Missouri man in custody after clerical error frees him from prison

Missouri man in custody after clerical error frees him …

ST. LOUIS (AP) - A Missouri man who avoided prison because of a clerical error and led a law-abiding life for 13 years said he is overwhelmed by the support he's received since ...

Hazelwood voters could vote on new utility tax

Hazelwood voters could vote on new utility tax

St. Louis, MO (KTRS) - Hazelwood residents could soon have the chance to vote on a proposed utility tax.   Currently, Hazelwood is the only St. Louis County municip...

Courts moving away from eyewitness testimony as gold standard

Courts moving away from eyewitness testimony as gold st…

PORTLAND, Ore. (AP) - Courts and legislatures are slowly shifting away from using eyewitness testimony as the gold standard of evidence. The reason: Studies show it's only right...

One Cent Sales Tax For Transportation Endorsed

JEFFERSON CITY, Mo. (AP) - A Missouri Senate committee has endorsed a 1-cent sales tax increase to fund transportation projects.     The proposed constitutiona...

Safe Rooms Opening Soon In Joplin

(Joplin, MO)  --  Joplin officials say some safe rooms to protect residents during storms are expected to open in the next few weeks. Joplin school officials say f...

Dog Shooting Investigated In Washington, MO

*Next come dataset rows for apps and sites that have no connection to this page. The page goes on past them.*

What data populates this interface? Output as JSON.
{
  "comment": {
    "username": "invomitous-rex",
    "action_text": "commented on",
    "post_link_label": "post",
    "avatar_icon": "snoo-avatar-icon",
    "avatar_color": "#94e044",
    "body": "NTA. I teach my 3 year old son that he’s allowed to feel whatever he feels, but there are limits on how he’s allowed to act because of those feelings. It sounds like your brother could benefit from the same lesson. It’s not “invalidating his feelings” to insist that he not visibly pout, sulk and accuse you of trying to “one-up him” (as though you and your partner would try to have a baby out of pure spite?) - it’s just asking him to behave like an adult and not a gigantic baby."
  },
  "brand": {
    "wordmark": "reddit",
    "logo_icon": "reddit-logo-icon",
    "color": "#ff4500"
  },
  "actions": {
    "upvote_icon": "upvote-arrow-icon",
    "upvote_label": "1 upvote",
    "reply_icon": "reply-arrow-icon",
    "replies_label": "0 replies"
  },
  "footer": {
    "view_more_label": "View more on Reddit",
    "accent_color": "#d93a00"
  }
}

WASHINGTON, Mo. (AP) - An investigation continues after an eastern Missouri deputy shot and killed a dog. The Washington Missourian reports that Franklin County deputies wen...

© 2013 KTRS All Rights Reserved